_Task_
Copy each entry below exactly as it reads.

Collected data entries:

━━━━

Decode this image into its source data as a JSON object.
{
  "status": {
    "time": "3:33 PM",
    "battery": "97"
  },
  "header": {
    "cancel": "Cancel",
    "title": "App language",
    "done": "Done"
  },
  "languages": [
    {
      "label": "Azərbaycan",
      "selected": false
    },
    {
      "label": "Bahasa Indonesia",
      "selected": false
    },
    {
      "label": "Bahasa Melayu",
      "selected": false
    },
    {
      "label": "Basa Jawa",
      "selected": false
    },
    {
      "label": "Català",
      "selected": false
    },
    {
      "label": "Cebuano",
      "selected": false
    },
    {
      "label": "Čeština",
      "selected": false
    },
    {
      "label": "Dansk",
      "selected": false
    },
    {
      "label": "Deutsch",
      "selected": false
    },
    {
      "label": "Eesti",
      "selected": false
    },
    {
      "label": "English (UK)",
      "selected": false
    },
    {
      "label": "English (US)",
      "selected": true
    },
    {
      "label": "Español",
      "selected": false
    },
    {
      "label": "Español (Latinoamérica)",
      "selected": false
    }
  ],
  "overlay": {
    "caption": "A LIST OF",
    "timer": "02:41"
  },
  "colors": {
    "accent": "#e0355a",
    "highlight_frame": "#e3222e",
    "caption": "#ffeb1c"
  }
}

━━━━

_Solution below_
Decode this image into its source data as a JSON object.
{
  "status": {
    "time": "3:33 PM",
    "battery": "97"
  },
  "header": {
    "cancel": "Cancel",
    "title": "App language",
    "done": "Done"
  },
  "languages": [
    {
      "label": "Azərbaycan",
      "selected": false
    },
    {
      "label": "Bahasa Indonesia",
      "selected": false
    },
    {
      "label": "Bahasa Melayu",
      "selected": false
    },
    {
      "label": "Basa Jawa",
      "selected": false
    },
    {
      "label": "Català",
      "selected": false
    },
    {
      "label": "Cebuano",
      "selected": false
    },
    {
      "label": "Čeština",
      "selected": false
    },
    {
      "label": "Dansk",
      "selected": false
    },
    {
      "label": "Deutsch",
      "selected": false
    },
    {
      "label": "Eesti",
      "selected": false
    },
    {
      "label": "English (UK)",
      "selected": false
    },
    {
      "label": "English (US)",
      "selected": true
    },
    {
      "label": "Español",
      "selected": false
    },
    {
      "label": "Español (Latinoamérica)",
      "selected": false
    }
  ],
  "overlay": {
    "caption": "A LIST OF",
    "timer": "02:41"
  },
  "colors": {
    "accent": "#e0355a",
    "highlight_frame": "#e3222e",
    "caption": "#ffeb1c"
  }
}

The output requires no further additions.